You cell phones (and your hands) are both filthy, reports Fergus Walsh. “Researchers at the London School of Hygiene and Tropical Medicine and Queen Mary, University of London took nearly 400 samples from mobile phones and hands in 12 British cities. They found 16% of phones and 16% of hands harboured E. coli (Escherichia coli), bacteria which inhabit the human intestines.” Aaron’s Comment: It’s not that people are likely to be infected by that E. Coli. But in this study, the presence of the bacteria was used as a marker for the presence of fecal matter. Think about that the next time you touch your phone, or someone else’s. And go wash your hands.

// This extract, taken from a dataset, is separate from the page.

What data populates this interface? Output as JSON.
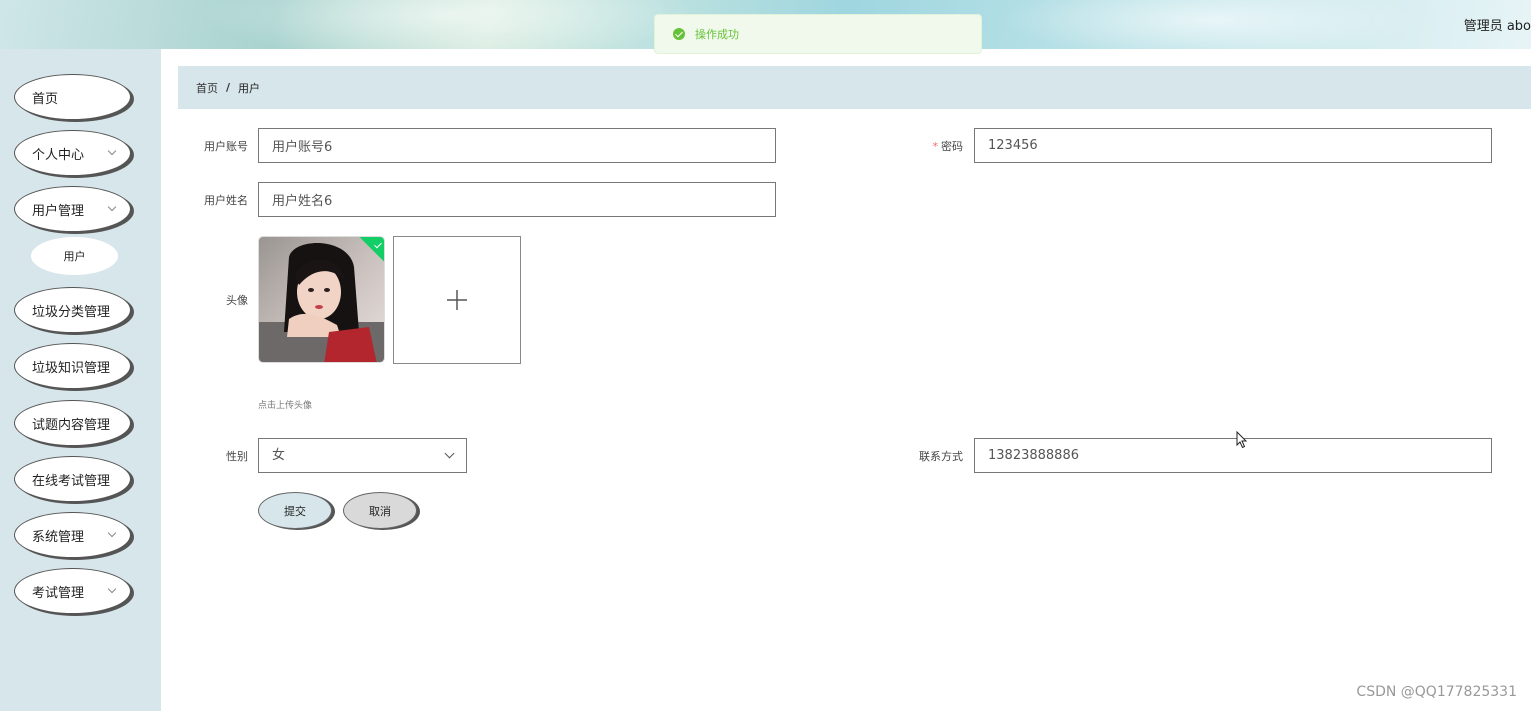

Unemployed, without health insurance, many are still waiting for relief, reports Molly Hennessy-Fiske (LA Times). “They came with rotting teeth, shattered glasses and broken bodies. In the predawn darkness outside the Los Angeles Sports Arena, they lined up last year by the thousands, waiting as the sun burned their backs for healthcare they could not afford. Many needed more than the volunteer doctors and dentists at the Remote Area Medical clinic could give. When the glasses ran out, they settled for eye exams. Instead of root canals, they got teeth pulled. They pointed to the holes in their smiles with relief. At least the pain had stopped. […] Others were still waiting […] for relief.” Austin’s comment: Conspicuously absent from the piece is anything about the financial assistance for purchase of insurance and health care the ACA will bring as of 2014, as well as the hardship exemption from the individual mandate tax penalty.
The supercommittee’s co-chairs are hitting it off, report Marin Cogan and John Bresnahan. The committee must complete its work identifying at least $1.2 Trillion in deficit reduction by late November; if reductions of this magnitude are not enacted by Congress, then automatic cuts will take place. Don’s comment: hitting it off personally is not the same as a deal. All of the bloggers at TIE have written about how hard it will be to get a deal. Here is Austin’s memo to the super committee, and a follow up. A few of my highlights: they should end the debt ceiling, here is an outline of the health policy implications of the President’s deficit commission whose ideas are likely in play, and here is an example of the nitty gritty we need to get into to achieve a sustainable health care system, and therefore budget. h/t Wonkbook.